In general there is no need to depend on any OSGi APIs when using the Gemini Blueprint support. If you do need access to the OSGi BundleContext object for your bundle, then Spring makes this easy to do.

The OSGi application context created by the Spring extender will automatically contain a bean of type BundleContext and with name bundleContext. You can inject a reference to this bean into any bean in the application context either by-name or by-type. In addition, Gemini Blueprint defines the interface org.eclipse.gemini.blueprint.context.BundleContextAware:

public interface BundleContextAware {
  public void setBundleContext(BundleContext context);
}

Any bean implementing this interface will be injected with a reference to the bundle context when it is configured by Spring.
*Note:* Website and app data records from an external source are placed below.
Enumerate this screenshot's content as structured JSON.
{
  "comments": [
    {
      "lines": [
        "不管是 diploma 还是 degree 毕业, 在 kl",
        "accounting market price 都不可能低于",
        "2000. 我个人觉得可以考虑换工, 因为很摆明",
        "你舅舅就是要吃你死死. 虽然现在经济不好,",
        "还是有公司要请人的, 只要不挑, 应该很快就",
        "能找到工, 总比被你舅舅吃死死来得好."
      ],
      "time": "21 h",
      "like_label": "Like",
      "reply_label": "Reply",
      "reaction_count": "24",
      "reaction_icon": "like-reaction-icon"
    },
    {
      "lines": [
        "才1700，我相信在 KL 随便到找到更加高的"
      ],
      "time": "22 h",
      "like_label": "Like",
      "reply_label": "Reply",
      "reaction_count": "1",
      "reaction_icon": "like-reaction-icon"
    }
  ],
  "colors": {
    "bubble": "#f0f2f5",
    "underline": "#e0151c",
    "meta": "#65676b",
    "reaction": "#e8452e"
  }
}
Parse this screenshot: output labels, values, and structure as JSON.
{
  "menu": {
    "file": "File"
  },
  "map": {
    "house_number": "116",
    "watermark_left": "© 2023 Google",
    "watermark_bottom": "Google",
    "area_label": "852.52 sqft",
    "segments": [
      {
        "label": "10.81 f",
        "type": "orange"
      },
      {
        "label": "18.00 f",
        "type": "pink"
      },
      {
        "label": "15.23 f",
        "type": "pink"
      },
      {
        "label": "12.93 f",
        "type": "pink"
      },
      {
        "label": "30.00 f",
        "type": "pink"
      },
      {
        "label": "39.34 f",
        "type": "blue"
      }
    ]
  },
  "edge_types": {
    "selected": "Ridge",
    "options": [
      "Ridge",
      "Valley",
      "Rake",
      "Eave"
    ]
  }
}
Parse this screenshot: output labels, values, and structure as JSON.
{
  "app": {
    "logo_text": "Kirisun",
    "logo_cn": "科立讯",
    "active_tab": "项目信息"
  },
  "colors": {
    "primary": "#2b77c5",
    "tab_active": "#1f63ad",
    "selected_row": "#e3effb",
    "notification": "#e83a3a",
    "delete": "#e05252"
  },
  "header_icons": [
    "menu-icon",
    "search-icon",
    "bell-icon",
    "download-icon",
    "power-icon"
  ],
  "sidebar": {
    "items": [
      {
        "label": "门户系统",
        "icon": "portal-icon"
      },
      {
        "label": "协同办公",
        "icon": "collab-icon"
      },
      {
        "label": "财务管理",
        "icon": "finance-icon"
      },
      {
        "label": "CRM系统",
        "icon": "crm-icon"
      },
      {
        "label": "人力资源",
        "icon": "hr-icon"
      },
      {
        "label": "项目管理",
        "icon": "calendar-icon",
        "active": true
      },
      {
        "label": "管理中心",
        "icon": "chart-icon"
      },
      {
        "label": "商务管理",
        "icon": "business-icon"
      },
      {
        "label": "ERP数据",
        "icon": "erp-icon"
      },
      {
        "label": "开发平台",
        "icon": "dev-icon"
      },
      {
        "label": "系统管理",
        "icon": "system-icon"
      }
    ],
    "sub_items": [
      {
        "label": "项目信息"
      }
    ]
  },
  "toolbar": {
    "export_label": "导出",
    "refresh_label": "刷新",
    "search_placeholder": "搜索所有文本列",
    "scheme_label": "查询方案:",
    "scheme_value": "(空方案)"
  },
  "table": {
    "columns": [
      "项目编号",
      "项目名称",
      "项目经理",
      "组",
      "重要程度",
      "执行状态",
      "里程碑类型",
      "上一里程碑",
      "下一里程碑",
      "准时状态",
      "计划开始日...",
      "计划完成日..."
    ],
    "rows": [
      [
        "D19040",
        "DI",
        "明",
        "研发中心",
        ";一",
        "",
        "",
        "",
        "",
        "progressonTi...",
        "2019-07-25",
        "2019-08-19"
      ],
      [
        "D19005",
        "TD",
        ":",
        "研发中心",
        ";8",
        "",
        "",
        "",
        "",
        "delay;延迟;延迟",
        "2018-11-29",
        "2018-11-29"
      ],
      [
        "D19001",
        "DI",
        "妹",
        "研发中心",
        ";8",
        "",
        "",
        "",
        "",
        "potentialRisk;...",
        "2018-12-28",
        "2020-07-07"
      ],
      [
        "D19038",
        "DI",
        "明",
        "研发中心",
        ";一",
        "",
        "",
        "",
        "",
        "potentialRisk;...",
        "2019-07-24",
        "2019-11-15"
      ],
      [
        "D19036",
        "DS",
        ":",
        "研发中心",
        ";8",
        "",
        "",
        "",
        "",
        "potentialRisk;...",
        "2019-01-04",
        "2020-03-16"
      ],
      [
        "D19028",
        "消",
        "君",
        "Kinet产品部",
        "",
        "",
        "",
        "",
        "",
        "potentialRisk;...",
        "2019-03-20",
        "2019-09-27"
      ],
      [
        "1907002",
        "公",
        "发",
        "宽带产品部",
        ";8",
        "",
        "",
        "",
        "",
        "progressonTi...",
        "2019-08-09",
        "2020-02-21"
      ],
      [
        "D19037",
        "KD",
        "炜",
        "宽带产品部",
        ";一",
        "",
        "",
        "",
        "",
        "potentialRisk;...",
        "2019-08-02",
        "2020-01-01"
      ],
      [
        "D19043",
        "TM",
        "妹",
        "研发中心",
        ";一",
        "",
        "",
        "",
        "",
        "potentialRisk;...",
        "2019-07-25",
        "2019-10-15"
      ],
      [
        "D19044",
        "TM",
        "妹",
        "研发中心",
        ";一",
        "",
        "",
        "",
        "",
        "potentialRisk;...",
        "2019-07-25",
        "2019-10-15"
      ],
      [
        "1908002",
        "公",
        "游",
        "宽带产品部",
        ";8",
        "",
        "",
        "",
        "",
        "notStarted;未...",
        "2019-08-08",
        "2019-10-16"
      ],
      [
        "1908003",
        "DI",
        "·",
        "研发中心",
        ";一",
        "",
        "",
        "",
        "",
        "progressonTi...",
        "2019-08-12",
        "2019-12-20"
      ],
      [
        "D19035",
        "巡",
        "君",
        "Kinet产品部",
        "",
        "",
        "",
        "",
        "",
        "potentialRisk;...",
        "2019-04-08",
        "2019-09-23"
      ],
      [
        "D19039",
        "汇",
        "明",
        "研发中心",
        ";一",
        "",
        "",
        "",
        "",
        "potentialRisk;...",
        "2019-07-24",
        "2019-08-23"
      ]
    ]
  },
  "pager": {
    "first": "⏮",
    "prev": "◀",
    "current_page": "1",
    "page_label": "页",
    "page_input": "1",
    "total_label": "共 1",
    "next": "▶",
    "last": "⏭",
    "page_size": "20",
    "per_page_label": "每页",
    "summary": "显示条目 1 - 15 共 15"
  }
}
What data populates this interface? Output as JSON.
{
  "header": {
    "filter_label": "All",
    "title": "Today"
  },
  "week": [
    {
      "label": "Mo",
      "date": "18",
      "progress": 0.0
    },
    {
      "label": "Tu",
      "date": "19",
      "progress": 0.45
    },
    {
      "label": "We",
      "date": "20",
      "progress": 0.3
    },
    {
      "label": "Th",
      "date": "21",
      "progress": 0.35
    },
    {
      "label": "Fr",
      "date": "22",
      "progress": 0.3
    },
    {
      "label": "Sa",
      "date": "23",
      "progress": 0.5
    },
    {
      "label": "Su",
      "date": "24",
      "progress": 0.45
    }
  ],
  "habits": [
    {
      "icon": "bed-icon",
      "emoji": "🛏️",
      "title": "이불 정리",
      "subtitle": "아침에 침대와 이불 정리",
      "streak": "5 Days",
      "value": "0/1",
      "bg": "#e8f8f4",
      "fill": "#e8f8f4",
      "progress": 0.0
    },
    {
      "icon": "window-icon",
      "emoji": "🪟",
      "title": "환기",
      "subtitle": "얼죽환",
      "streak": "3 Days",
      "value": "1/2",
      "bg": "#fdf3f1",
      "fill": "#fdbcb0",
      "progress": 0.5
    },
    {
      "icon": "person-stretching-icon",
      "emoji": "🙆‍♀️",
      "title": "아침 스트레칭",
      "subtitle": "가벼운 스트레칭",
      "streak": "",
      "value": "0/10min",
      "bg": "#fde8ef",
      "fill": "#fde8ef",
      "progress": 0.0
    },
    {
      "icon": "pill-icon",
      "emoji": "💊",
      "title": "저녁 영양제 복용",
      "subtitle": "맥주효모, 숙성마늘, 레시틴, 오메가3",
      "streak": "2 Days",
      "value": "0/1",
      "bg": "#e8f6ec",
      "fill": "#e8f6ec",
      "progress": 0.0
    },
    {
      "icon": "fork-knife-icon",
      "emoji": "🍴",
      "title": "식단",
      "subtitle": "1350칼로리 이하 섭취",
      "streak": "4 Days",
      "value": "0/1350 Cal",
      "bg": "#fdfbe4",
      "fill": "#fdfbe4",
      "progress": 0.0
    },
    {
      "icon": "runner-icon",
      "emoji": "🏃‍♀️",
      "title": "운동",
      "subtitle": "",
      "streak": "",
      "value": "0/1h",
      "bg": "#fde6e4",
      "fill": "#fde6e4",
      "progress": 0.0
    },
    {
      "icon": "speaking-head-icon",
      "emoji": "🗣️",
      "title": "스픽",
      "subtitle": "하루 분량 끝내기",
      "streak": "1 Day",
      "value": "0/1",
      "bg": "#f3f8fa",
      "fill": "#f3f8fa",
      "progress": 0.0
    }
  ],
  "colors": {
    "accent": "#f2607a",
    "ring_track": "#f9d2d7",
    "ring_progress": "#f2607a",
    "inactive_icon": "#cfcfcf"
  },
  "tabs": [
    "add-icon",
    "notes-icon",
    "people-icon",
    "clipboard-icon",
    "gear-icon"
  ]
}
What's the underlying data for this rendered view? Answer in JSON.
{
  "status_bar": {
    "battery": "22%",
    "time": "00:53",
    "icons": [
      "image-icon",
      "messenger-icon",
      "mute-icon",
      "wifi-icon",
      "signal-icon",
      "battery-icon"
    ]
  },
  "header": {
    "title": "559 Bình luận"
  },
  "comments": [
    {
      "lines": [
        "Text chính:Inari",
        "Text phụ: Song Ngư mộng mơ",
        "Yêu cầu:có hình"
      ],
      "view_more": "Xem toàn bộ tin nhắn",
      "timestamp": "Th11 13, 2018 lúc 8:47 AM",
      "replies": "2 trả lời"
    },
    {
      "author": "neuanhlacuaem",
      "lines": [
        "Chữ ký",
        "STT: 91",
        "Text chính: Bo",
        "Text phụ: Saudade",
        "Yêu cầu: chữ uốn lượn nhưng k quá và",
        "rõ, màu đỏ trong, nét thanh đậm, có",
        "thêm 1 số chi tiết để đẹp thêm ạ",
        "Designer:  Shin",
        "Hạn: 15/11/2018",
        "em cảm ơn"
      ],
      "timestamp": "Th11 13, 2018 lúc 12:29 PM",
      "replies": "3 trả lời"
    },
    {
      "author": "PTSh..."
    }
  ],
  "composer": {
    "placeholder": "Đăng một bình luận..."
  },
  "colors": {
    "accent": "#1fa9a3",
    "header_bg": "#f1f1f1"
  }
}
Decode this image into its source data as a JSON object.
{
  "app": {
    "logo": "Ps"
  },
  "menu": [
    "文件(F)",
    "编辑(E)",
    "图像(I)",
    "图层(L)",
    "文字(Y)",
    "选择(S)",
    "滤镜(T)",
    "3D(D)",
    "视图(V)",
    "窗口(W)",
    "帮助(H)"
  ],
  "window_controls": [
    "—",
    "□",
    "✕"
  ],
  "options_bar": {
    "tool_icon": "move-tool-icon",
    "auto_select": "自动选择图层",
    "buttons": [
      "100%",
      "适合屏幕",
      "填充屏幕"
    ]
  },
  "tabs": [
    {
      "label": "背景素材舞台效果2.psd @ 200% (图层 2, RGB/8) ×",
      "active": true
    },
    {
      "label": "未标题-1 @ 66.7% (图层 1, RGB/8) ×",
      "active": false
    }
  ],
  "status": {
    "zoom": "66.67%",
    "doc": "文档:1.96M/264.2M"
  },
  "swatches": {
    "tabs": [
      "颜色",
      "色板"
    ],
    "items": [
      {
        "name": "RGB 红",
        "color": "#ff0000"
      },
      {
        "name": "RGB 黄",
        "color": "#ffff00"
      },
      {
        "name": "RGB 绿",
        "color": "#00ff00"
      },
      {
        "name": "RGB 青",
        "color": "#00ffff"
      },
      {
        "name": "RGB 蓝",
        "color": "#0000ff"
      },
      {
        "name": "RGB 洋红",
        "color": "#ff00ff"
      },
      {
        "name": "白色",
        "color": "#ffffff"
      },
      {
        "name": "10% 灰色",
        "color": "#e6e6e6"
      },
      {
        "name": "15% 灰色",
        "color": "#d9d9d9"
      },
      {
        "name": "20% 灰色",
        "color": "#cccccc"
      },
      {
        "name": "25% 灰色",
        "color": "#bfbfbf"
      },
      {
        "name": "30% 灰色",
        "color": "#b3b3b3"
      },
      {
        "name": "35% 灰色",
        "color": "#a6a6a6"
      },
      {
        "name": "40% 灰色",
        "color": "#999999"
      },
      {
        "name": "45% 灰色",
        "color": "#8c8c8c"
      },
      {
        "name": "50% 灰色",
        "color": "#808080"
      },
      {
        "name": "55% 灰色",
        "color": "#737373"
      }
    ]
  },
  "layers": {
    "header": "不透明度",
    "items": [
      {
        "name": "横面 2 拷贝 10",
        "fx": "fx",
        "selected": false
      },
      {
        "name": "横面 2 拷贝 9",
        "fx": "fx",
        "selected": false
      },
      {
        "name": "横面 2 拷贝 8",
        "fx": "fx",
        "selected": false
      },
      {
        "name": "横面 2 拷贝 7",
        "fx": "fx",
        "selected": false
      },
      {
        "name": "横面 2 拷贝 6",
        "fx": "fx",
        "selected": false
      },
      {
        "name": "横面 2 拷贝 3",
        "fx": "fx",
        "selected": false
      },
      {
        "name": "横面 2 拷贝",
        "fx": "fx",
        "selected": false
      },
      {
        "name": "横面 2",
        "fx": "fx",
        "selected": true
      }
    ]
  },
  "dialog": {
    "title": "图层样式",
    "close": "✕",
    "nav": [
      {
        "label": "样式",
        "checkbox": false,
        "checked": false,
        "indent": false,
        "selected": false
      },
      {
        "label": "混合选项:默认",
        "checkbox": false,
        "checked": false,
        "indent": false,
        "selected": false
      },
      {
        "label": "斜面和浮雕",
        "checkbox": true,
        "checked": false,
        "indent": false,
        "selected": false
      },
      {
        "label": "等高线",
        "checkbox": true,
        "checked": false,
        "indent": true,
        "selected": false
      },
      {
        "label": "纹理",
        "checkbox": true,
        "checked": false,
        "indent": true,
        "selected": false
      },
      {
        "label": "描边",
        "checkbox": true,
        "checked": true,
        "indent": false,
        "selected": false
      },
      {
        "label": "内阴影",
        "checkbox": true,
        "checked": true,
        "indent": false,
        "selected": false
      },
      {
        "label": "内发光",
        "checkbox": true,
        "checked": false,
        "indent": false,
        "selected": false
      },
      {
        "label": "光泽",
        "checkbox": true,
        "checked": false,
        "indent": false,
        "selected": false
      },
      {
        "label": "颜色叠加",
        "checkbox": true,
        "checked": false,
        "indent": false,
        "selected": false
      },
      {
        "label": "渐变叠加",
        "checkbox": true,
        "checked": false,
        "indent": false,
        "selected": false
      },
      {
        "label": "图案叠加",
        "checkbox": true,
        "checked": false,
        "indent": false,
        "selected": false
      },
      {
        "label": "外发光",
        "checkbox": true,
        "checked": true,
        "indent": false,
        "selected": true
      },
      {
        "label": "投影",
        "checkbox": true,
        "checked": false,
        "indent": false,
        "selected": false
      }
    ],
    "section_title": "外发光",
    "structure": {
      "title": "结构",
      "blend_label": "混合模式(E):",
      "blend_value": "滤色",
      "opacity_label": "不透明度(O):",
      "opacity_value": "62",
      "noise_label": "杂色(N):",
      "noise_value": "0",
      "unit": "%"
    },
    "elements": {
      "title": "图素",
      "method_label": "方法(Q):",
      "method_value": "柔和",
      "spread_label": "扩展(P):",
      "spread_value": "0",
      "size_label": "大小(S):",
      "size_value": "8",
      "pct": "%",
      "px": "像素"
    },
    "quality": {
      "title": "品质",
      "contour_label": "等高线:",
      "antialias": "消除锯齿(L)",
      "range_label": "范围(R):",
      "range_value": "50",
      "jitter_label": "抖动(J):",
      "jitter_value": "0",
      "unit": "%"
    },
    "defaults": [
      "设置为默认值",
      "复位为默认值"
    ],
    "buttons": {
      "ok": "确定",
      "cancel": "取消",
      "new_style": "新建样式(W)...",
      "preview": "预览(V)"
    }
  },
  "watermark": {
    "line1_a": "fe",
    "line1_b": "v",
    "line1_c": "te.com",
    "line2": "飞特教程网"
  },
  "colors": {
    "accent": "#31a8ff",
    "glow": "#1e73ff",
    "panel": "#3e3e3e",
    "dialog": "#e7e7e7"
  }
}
If you wish to use this facility within a bundle, remember to import the package org.eclipse.gemini.blueprint.context in your bundle manifest since otherwise the interface will not be visible to your bundle.

7.7. Application Context Destruction

The application context is bound to the bundle in which it lives. Thus, if the declaring bundle is being shutdown (for whatever reasons), the application context will be destroyed as well, all exported services being unregistered and all service imported dispose of.

As opposed to the application creation, the application context is destroyed in a synchronized manner, on the same thread that stops the bundle. This is required since once stopped, a bundle can not longer be used (even for class loading) preventing the application context shutdown from executing correctly.

Application Context Sequence Diagram

Note that a bundle can be closed individually or as part of a bigger event such as shutting down the entire OSGi platform. In this case or when the extender bundle is being closed down, the application contexts will be closed in a managed manner, based on the service dependencies between them. Please see the next section for more details.

7.8. Stopping the Extender Bundle

If the extender bundle is stopped, then all the application contexts created by the extender will be destroyed. The algorithm described here is identical to that used by the Blueprint specification (section 121.3.11). Application contexts are shutdown in the following order:

  1. Application contexts that do not export any services, or that export services that are not currently referenced, are shutdown in reverse order of bundle id. (Most recently installed bundles have their application contexts shutdown first).

  2. Shutting down the application contexts in step 1 may have released references these contexts were holding such that there are now additional application contexts that can be shutdown. If so, repeat step 1 again.

  3. If there are no more active application contexts, we have finished. If there are active application contexts then there must be a cyclic dependency of references. The circle is broken by determining the highest ranking service exported by each context: the bundle with the lowest ranking service in this set (or in the event of a tie, the highest service id), is shut down. Repeat from step 1.